Errol Klem came to the rescue.  Errol Klem is a self made successful businessman.  Errol is also an avid golfer and did not want to see Winchester lose the course or not be able to keep it viable and current.  In 1989, Errol negotiated to lease the original 9 holes from the city with the understanding that he would be adding another 9 holes and eventually own the entire golf course.  Ed Perry and Jim Passmore were very instrumental in helping Errol lease and eventually purchase the Beeson land so that his idea could progress.  His original deal was to lease the 9 holes for 25 years at $4000 per year.   Grandpa Simpson and Bill Hunter and others had previously made an attempt to get more land to the south of the original 9 holes, but without success.  Jr. Byrum had purchased the land and would not sell.  However, in 1988, Errol made a deal with Jr. to buy the land to the south and Errol also wanted the land to the east.  Jr. agreed to sell Errol the land to the south but not to the east.  A young fellow by the name of Dewayne Flynn was the golf pro during this time period.  Dewayne and Lynn Houser meet while he was in Winchester and after his work in Winchester, they moved on together.  This was basically the end to the Beeson Park Golf Course era and the Winchester Golf Club was born.

Errol wasted no time in making plans for the new nine holes that also included a housing addition around the course.  The Willows housing addition was developed in 1994 and sold quickly.  Work began on the course and took  two years to complete. The new nine holes opened in 1991 with a new routing of the holes due a beautiful new club house that was built south of the original nine holes.  The new lane that led back to the clubhouse was appropriately named “Simpson Drive.”   Membership at the course was increasing nicely and golf in Winchester was really heading in the right direction.  If you have not been in Winchester for a while, you would not believe how this area has developed.
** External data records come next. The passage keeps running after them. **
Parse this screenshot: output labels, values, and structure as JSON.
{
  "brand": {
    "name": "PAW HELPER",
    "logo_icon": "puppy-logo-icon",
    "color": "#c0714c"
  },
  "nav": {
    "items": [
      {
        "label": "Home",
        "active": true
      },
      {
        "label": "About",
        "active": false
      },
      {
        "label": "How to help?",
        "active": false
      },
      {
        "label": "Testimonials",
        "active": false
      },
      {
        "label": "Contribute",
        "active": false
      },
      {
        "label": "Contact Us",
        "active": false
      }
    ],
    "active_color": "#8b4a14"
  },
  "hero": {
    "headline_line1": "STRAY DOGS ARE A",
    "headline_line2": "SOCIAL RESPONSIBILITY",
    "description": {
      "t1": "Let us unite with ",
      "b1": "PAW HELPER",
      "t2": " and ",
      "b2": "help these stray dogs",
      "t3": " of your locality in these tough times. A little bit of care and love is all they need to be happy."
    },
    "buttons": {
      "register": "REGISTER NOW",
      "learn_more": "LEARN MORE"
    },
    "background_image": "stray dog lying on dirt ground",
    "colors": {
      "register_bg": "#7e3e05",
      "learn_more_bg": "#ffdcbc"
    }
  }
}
Brad Smith was hired in 1990 to be the new pro and remained in that position through 1995.  Brad then moved on and Errol was able to hire a fine young man for the head pro job, Mark Todd.  Business was so good that in 1999 an assistant pro was hired, Eric Mikels.  Both Mark and Eric are still there today and are very fine young men who have added a lot to the success of the Winchester Golf Club.


 But in the true style of Errol, he was not done yet.  Errol was able to purchase the land to the east and built yet another 9 holes that opened in 2001.  Now with three nine holes to play, different combinations of playing could occur.  Each of the nine holes was named so people knew where to start.  The original nine holes remained the “Beeson” nine, the course through the houses is the “Willow” nine, and the newest nine holes was named, very appropriately, the “Pony” nine. Errol is currently working with Mark and Eric concerning the future ownership of the Winchester Golf Club.  Whatever happens, the people in the Winchester and surrounding areas owe Errol Klem a great big THANK YOU for keeping golf alive, with a beautiful course in Winchester.

Many years ago, when I was fishing at Greg’s gravel pit or spending time with Greg on the farm, I had no idea how this area would become part of my future.  I am sure we all have stories like this.  Thanks for reading about mine.

Love you all!